ST. PAUL – The most militantly conservative Republican National Convention in the history of the republic cheered itself hoarse Tuesday night for a pro-choice, pro-civil rights, pro-labor, pro-environment champion of anti-global warming initiatives who hailed the accomplishments of Bill Clinton’s presidency.
Such are the vagaries of this strangest of all national conventions that it was a member of the Senate Democratic Caucus who finally focused the attention and energy of the gathering on the campaign to prevail in what he described as “no ordinary election.”
And such are the vagaries of Connecticut Senator Joe Lieberman’s strangest of all political journeys that the man who just eight years ago accepted the Democratic nomination for the vice presidency on Tuesday night, endorsed a Republican candidate for president with whom Lieberman disagrees on many issues and a Republican candidate for vice president with whom he disagrees on almost every issue.
What gives? It comes down, pretty much, to Iraq.
Lieberman, who serves as an independent but identified himself to the delegates as a Democrat, shares McCain’s commitment to the neo-conservative approach to foreign policy that McCain suggests may require a hundred year commitment to the occupation of the Middle Eastern land.

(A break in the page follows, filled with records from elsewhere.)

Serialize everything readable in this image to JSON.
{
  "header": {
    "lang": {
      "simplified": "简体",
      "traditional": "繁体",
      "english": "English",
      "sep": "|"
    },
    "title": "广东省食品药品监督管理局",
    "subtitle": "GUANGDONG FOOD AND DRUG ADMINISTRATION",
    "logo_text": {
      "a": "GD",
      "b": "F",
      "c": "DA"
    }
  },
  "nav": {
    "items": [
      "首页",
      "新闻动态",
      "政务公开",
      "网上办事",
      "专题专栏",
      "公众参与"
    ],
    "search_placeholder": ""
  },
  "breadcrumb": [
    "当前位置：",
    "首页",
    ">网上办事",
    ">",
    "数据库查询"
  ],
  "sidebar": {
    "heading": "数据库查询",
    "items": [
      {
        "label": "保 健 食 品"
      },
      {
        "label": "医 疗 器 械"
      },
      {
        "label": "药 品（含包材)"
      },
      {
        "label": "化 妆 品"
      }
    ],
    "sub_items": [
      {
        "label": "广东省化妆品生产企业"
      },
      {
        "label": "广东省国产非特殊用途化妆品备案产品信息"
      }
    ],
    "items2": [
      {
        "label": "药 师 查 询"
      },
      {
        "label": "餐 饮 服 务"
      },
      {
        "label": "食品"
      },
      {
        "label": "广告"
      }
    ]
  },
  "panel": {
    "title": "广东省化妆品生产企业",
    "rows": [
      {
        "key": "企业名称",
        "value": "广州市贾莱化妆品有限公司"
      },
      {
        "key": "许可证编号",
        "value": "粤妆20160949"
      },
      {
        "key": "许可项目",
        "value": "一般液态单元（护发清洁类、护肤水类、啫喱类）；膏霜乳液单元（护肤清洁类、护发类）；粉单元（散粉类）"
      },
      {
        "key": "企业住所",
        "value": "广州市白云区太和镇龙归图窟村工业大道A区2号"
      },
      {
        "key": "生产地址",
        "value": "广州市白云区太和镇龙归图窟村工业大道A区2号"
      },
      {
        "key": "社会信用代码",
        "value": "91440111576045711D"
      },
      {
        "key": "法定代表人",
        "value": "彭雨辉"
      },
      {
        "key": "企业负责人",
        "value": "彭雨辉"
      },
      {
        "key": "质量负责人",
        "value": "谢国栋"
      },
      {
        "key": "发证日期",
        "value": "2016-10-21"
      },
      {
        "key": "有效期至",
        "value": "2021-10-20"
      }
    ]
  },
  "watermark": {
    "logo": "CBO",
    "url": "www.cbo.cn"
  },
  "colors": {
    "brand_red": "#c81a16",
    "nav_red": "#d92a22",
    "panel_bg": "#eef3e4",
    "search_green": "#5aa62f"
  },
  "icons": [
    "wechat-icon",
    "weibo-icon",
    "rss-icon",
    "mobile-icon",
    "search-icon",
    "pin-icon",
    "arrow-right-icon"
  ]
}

“What we need most is not more party unity in America but more national unity! Especially at a time of war, we need a President we can count on to fight for what’s right for our country — not only when it is easy, but when it is hard,” argued Lieberman. “When others were silent, John McCain had the judgment to sound the alarm about the mistakes we were making in Iraq. When others wanted to retreat in defeat from the field of battle, when Barack Obama was voting to cut off funding for our troops on the ground, John McCain had the courage to stand against the tide of public opinion and support the surge, and because of that, today, our troops are at last beginning to come home, not in failure, but in honor!”
While that statement was inaccurate – Obama never voted “to cut off funding for our troops on the ground” – it was the applause line of the night.
The delegates, alternates and assorted hangers-on loved Lieberman not just for endorsing their ticket but for attacking the Democratic standard-bearer. The senator had once declared that he would not attack Obama – a colleague who barely two years ago identified Lieberman as his political mentor – did not hesitate to echo McCain campaign talking points about the Democrat’s supposed inexperience.